───── Data extracts

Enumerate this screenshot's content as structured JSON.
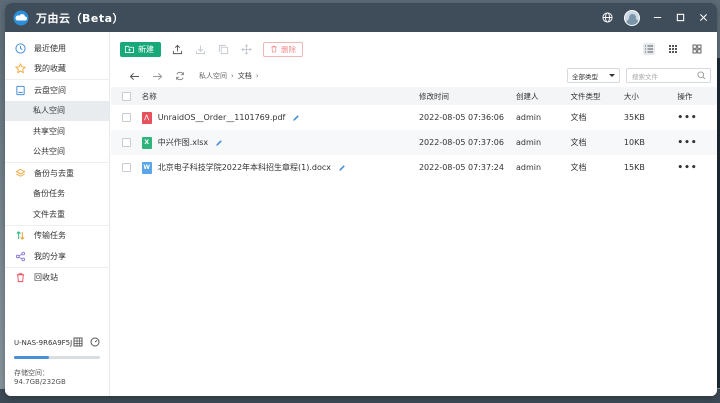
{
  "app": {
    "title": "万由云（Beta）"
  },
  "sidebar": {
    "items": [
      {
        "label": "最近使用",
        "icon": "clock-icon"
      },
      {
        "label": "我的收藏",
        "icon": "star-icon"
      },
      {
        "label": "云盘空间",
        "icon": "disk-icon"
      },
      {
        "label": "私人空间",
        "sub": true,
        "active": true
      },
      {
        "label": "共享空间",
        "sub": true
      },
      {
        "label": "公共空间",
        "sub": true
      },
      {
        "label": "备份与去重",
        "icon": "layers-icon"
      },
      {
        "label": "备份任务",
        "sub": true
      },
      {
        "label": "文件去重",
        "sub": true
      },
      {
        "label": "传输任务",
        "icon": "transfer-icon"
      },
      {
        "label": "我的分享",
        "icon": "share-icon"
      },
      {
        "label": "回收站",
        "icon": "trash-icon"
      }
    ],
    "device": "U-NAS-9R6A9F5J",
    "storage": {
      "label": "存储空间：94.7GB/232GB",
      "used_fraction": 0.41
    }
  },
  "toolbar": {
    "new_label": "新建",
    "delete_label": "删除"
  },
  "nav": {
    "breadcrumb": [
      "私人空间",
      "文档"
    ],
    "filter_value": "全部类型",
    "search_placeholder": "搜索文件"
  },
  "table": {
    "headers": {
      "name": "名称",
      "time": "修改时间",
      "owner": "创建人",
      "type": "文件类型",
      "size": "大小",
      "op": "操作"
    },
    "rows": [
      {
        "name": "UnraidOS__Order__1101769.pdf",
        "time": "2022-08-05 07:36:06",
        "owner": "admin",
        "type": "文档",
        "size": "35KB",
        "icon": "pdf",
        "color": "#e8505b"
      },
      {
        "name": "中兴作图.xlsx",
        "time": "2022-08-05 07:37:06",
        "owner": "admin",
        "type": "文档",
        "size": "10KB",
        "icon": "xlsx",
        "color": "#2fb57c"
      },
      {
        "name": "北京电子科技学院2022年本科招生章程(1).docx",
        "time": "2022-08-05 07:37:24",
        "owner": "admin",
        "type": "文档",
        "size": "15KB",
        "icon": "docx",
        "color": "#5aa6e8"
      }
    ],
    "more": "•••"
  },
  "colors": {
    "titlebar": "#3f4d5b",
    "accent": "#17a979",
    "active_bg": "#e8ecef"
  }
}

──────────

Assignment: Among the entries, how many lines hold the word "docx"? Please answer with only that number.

Solved problem: 2